  • Select deployment points: the GIS supplied with some mobilising systems enables Control Staff to 'click' on the GIS to designate the location of an incident, rendezvous point or deployment point rather than selecting from the gazetteer. This provides useful information on larger incidents, for example general hospitals, motorways and trunk roads and gives a more precise location of incidents and information to responding crews
  • Display the location of resources: use GIS linked to AVL software to show the location of available fire and rescue resources
  • Display the availability of resources: the operational status of a resource can be displayed on the GIS. This enables fire control room operators to view the availability of resources
  • Validate resource proposals: fire control room operators can use the GIS information for resource status information, which validates resources proposed by mobilising systems. This ensures that the nearest appropriate resources are dispatched to an incident. It will also provide a sense check for search engines embedded in the mobilising systems
  • Inform closing - in moves: using the operational status and location information provided by the GIS, fire control room operators make informed decisions on fire cover moves. If an area is depleted of fire cover but resources are available on mobile duties nearby, fire control room operators may choose to send a standby appliance to an empty station or area
  • Add risk information: the GIS functionality in mobilising systems may enable fire control room operators to attach or create risk information for specific locations. They may, for example, denote temporary road closures, planned major events, site-specific risk information (SSRI), hydrant data, tactical and COMAH plans. These can aid mobilising decisions and may also be used to provide information to crews

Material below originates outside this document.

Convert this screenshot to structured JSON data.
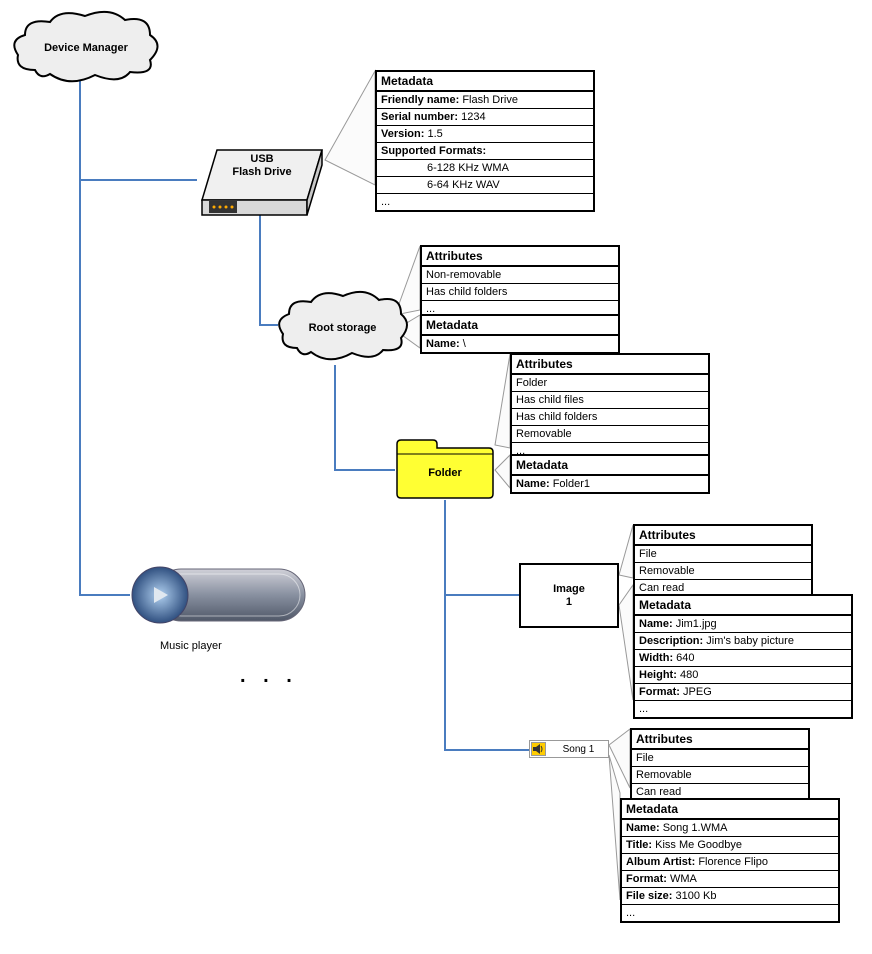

Tactical actions

Incident commanders should:
  • Use relevant resources such as GIS mapping to obtain further information on adjacent properties, streets and landmarks to confirm the location of the incident. This is especially applicable where there is doubt or ambiguity about the information the caller is providing
  • Designate the location of an incident and, where appropriate, rendezvous or deployment point
  • Retrieve and mobilise the nearest relevant resources after collating call handling information and retrieving the correct pre-determined attendance
  • Validate resource proposals: Fire control room operators can use the GIS information for resource status information, which validates resources proposed by mobilising systems. This ensures that the nearest appropriate resources are dispatched to an incident
  • Inform closing-in moves: Using the operational status and location information provided by the GIS, fire control room operators make informed decisions on fire cover moves. If an area is depleted of fire cover but resources are available on mobile duties nearby, fire control room operators may choose to send a standby appliance to an empty station or area
  • Risk Information: Attaching/informing crews attending incidents of any additional risk information collated in the fire control systems that is relevant to the incident
  • Carry out a dynamic risk assessment of each call. This should take into account:

    • Any requirement to redeploy resources from one incident to another
    • Validation of resource proposals
    • Passing of any relevant information to crews attending the incident
    • Considering the need for any fire cover moves
    • Re-evaluating initial risk assessment and updating emergency responders as necessary